Such a strong focus on contemplation makes it appear as though Orthodox monks are less concerned with society at large than their Western counterparts. No Orthodox equivalent of the Jesuits (the male religious order of the Catholic Church dedicated to action within the community) exists. We might fairly ask what relevance the monks of Athos have for the wider Orthodox church, immured in their monasteries far from all contact with the world. One answer lies in the inward service of monks, in prayers for the rest of humanity. But for most of us outside the monastery walls, the real value of such prayer seems hardly tangible. Another answer is in the ritual of service, haunting plainchant, and the relationship of the monks with pilgrim visitors.
At every monastery the Guest-Master greets travellers with a traditional welcome of raki (an alcoholic drink), Turkish delight and Greek coffee. Then pilgrims are ushered into their tiny cells.
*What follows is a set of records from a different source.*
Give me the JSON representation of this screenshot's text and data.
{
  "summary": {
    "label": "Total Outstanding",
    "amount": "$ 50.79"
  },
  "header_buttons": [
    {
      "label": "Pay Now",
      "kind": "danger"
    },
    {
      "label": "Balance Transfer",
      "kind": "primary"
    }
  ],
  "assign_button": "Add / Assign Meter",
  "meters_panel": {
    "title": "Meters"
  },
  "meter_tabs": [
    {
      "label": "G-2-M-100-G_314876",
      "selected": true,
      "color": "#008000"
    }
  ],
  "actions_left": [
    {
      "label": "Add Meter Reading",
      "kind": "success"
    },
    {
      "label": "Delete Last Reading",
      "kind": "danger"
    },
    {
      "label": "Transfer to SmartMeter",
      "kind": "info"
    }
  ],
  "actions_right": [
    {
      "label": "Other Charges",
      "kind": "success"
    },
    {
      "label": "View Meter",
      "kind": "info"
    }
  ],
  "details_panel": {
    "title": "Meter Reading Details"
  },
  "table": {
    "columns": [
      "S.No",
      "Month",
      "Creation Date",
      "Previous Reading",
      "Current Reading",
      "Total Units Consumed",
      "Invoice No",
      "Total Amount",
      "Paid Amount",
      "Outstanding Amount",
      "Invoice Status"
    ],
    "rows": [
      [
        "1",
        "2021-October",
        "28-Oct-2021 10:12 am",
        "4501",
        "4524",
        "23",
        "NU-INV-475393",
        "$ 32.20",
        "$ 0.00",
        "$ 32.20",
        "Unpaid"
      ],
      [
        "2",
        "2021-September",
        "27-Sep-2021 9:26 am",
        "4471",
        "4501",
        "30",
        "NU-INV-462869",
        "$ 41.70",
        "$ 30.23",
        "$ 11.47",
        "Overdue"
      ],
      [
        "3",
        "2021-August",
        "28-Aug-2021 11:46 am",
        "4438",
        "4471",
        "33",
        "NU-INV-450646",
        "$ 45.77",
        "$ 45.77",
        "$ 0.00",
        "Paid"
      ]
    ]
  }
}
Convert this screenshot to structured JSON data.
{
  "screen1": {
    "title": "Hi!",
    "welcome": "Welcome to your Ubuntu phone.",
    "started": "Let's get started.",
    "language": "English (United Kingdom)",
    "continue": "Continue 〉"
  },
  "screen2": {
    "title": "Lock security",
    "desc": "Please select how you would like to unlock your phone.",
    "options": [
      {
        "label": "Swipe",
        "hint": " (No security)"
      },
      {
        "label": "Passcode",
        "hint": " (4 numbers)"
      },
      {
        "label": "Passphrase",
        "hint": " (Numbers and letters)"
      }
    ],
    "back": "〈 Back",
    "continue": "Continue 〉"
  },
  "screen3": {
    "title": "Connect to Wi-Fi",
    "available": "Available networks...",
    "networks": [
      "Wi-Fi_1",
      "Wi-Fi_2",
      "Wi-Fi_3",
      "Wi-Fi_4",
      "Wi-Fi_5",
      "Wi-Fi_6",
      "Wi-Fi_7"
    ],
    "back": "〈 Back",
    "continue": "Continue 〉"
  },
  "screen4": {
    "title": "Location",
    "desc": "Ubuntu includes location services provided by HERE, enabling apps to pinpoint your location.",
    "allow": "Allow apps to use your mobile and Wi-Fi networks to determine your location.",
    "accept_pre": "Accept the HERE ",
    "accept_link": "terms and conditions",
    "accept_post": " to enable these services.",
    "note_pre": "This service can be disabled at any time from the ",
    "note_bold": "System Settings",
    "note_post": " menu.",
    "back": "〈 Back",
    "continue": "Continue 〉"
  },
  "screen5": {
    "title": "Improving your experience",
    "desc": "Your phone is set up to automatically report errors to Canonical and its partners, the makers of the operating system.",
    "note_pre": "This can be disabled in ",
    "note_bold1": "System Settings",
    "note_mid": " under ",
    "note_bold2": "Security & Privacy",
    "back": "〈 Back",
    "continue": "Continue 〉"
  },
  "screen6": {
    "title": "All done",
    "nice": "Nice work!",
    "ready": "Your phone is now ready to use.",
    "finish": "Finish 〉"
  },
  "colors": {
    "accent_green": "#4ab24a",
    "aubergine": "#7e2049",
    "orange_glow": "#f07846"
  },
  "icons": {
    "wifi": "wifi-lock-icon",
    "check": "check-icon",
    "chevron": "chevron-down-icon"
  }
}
Service begins at 4am when a monk walks through the morning darkness to sound the bells. Then plainchant drifts through thick clouds of incense, and voices breathe round the cloisters growing light with the dawn. Most pilgrims attend this morning service, which in some monasteries lasts more than four hours. In the evening, visitors and monks come together again for final prayers. Pilgrims spend the hours in between quietly and alone, walking down to the sea or moving through the woods. During the day there is very little activity in the monasteries; the mountain seems to fall completely silent. For the 10 non-Orthodox visitors allowed onto Athos each day, this silence and the slow pace of monastic life gives insight into the peace repeatedly sought by pilgrims on annual visits. At sunset, after final service and dinner, pilgrims and monks gather in small circles outside the monastery gates. The monks, running beads through their hands, listen and give religious advice to travellers, looking out over the still Aegean, and the long rows of olive groves sloping down to the sea. The light fades, and the groups disperse, moving in silence back to their cells, till the last thread of pink leaves the horizon and the sun returns to her azure grove.